And don’t get me started about criminal law again:
Why is ex-governor Rick Snyder not in the dock?
Because that would actually change things. And it’s the only thing that will.
The Shakespeare quote about killing lawyers is not a call to kill lawyers, put a paean to their necessity to a just society.
It is stated by people conspiring to set up tyranny in England.
You’re correct! And I know that. Was reminded of same the second time I read the complete works, after first making my way through all of Shakespeare when I was a high school senior, when I revisited all of the Bard’s work for the 400th anniversary of his death.
And I (mis)used the quote anyway. To get to a conclusion that we need lawyers in a just society. Perhaps I should have made that clear – or not used the quote the way I did. It might have made for a stronger post. Thank you for providing a chance to clarify.
Yeah, about Erin Brockovich’s firm and their “fees”-
Ex-plaintiffs class action lawyer here. Some years ago I was a partner in a Manhattan firm that did plaintiffs securities class actions and international law (and still does class actions). I was on the international law side, but was drafted into class action cases if they looked as if they might go to trial.
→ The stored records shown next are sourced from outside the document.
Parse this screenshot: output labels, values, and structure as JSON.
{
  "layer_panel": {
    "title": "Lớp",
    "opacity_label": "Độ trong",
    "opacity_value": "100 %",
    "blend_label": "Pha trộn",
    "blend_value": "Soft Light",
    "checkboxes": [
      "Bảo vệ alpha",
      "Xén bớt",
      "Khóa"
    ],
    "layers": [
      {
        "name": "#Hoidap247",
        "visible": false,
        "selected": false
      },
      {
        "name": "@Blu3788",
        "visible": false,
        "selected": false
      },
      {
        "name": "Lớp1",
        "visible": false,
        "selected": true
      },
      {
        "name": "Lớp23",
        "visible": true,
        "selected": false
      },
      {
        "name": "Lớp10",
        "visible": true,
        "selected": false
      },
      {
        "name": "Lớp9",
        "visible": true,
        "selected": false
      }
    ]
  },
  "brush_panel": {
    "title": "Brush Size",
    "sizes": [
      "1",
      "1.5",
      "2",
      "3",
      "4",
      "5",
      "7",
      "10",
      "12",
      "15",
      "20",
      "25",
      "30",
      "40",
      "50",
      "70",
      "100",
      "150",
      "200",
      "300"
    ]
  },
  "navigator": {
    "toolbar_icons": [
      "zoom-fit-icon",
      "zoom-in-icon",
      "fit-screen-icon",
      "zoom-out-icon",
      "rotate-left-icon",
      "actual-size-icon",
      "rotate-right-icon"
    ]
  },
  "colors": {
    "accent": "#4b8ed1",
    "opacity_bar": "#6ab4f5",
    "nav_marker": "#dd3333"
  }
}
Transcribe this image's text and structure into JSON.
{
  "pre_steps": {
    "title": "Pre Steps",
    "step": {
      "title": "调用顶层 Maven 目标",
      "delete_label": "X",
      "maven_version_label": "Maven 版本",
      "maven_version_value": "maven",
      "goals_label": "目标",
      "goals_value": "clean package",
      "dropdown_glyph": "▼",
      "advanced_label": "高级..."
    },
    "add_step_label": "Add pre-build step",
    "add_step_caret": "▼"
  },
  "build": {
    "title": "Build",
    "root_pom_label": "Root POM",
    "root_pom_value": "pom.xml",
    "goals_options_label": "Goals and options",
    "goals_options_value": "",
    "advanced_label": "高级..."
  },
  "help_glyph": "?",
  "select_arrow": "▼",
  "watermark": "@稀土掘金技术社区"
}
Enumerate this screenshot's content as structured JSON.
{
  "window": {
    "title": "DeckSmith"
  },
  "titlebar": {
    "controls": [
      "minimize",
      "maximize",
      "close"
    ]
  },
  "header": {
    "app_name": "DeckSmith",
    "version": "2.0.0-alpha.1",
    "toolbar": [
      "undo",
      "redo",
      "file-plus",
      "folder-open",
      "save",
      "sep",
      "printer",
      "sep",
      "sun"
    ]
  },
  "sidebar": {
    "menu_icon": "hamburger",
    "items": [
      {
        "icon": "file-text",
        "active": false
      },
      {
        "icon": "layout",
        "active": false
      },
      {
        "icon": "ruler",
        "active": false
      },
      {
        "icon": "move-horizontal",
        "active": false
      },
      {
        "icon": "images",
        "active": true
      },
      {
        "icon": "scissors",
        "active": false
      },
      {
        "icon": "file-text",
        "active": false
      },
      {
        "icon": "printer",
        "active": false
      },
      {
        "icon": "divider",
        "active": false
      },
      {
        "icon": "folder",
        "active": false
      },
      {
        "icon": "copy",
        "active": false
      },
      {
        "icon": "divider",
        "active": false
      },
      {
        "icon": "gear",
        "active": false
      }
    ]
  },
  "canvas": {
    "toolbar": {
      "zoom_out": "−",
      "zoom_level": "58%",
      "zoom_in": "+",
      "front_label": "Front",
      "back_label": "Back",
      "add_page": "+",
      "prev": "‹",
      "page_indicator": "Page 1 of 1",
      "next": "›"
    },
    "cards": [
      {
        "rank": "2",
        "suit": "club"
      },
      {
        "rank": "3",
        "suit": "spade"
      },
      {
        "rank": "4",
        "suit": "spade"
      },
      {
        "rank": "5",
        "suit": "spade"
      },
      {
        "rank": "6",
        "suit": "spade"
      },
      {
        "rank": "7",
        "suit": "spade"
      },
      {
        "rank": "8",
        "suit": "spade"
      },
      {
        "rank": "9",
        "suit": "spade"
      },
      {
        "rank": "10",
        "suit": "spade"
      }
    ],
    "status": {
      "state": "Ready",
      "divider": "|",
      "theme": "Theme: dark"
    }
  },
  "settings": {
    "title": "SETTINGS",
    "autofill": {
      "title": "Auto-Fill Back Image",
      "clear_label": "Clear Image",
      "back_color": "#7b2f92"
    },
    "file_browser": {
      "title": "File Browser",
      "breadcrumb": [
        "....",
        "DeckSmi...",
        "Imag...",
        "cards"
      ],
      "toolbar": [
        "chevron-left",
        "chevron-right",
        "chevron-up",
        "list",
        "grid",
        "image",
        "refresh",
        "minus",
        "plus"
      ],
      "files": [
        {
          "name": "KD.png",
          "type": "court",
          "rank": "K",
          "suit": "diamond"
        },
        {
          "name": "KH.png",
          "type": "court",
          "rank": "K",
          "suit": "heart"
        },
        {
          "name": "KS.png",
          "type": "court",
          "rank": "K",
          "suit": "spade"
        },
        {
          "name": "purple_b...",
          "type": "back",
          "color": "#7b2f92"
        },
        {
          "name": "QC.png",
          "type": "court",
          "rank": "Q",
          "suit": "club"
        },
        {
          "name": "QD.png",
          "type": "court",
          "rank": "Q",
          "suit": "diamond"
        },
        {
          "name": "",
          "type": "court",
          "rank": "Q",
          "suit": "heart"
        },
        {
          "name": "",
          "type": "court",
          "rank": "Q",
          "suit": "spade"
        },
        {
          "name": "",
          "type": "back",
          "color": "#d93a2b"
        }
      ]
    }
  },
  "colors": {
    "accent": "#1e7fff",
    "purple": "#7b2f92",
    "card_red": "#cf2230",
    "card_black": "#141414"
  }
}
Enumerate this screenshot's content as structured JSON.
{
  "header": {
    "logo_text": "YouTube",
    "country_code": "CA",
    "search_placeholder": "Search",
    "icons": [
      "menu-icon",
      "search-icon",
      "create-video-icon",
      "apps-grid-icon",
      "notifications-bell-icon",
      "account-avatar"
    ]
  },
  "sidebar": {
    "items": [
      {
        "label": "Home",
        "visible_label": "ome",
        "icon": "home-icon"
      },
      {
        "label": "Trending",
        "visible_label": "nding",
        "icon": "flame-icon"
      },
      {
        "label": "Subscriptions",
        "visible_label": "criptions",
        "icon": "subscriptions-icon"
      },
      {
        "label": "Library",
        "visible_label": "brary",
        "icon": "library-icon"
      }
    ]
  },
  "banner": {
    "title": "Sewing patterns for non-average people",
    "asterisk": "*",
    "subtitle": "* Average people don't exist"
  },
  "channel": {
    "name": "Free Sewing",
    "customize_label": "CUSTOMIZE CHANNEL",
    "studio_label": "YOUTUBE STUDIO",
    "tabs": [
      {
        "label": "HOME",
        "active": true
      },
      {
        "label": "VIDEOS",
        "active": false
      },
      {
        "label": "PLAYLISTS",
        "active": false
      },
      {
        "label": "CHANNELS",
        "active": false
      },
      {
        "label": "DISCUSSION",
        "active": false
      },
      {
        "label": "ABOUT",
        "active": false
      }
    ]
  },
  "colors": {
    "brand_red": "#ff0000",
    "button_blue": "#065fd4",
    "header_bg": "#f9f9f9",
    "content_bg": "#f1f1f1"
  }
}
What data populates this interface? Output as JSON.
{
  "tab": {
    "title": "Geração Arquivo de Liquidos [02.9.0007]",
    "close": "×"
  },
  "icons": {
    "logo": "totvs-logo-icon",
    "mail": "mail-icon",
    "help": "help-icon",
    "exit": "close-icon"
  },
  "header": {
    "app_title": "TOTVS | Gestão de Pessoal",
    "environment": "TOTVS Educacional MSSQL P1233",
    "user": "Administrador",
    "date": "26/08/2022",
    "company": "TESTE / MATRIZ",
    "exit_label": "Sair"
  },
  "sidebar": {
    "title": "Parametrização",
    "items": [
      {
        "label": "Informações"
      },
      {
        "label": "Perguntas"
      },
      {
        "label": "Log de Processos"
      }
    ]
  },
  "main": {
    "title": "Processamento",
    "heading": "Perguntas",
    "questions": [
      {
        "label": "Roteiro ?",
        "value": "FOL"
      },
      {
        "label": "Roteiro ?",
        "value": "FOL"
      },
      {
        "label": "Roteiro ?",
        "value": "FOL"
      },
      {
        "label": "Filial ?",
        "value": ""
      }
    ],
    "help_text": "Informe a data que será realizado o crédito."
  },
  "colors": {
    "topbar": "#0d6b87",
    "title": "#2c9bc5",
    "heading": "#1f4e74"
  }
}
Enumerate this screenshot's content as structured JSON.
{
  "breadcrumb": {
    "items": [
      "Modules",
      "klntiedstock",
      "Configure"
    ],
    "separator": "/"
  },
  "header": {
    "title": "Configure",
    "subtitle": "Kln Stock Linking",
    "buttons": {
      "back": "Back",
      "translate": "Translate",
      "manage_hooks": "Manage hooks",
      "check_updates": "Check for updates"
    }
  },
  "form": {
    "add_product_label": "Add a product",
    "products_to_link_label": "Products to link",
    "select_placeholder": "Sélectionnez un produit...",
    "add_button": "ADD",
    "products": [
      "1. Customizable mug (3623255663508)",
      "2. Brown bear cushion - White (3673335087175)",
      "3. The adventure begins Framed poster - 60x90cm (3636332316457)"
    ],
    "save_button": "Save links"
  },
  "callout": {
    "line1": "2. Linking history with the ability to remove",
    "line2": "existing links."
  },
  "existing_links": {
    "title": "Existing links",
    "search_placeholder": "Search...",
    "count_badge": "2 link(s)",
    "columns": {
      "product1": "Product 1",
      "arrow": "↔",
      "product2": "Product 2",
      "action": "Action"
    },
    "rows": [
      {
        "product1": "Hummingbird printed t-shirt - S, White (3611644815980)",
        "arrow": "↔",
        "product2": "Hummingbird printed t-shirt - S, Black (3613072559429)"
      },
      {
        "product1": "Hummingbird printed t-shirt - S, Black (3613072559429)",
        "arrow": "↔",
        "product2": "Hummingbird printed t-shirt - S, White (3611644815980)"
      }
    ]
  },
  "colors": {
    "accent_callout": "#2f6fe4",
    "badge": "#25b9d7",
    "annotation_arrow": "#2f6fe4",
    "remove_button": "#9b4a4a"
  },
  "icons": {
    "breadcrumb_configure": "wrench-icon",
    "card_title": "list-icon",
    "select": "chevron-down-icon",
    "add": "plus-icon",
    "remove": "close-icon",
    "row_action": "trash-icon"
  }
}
Most class actions are settled for the insurance money after discovery. And I had more experience at trial than almost all of my partners.
The one-third of the award for successful plaintiffs lawyers is a rough guide if not a standard in most state courts. But in Federal class actions under Rule 23, plaintiffs fees are awarded by the judge on hours billed, with a percentage supplement if the judge is persuaded that the result for the class was better than could have been achieved by competent, but less effective, legal work. A war story to illustrate.
We, with other firms, had sued in SDNY a NYSE listed corportation that had gone bankrupt when its internal accounts had gone haywire. We sued on behalf of shareholders who had purchased the stock from the time the directors were aware that they had a problem until (quite a bit later) they revealed that they were in very serious trouble. Our judge was the late Whitman Knapp, an excellent human being. The defense was that the rot had set in slowly and out of sight and, as soon as they knew, the directors made the required disclosures. Judge Knapp in chambers referred to it as the “primal termite” defense (“Some primal termite knocked on wood, And tasted it, and found it good! And that is why your Cousin May, Fell through the parlor floor today” – Ogden Nash). We chose a jury, had put on our case, and were coming towards the close of their case. Then, in chambers, defense counsel (Proskauer) said their clients were now willing to settle for the insurance but the insurance guys (who were of course in court every day) still thought their next witness, the defendant director with primary responsibility for oversight of the problem area, would make a great impression, and wanted to wait until he had testified and been cross-examined. Proskauer proposed that to get it over with they would tender him for a deposition outside the presence of the jury, and hoped that the insurance guys would then settle.
That director was my witness to cross, and I knew exactly what they were doing. I had taken over from my partner Eric almost at the end of discovery. When they provided their witness list and he was on it, I was very upset at Eric who had not deposed him. I got a quick report on the guy, and mirabile dictu he had pled to a fraud charge in state court in Texas some years previously. Conviction of fraud is always admissible to impeach a witness since it goes to the question of truth telling. They would settle if I knew, and otherwise not. I played with him for an hour, and then making a show of closing up my cross I said “one last thing, do you recall pleading guilty to fraud in Amarillo on such and such a date?”
They settled, and in chambers Whitman Knapp said he had read the deposition and was wondering whether to allow for the fee the hour I had spent teasing Proskauer. I said if I had waited until he was in front of the jury there would have been an extra dozen or more hours of billable trial time to be taken from the award. Knapp said “of course, but should they pay for you to amuse yourself?”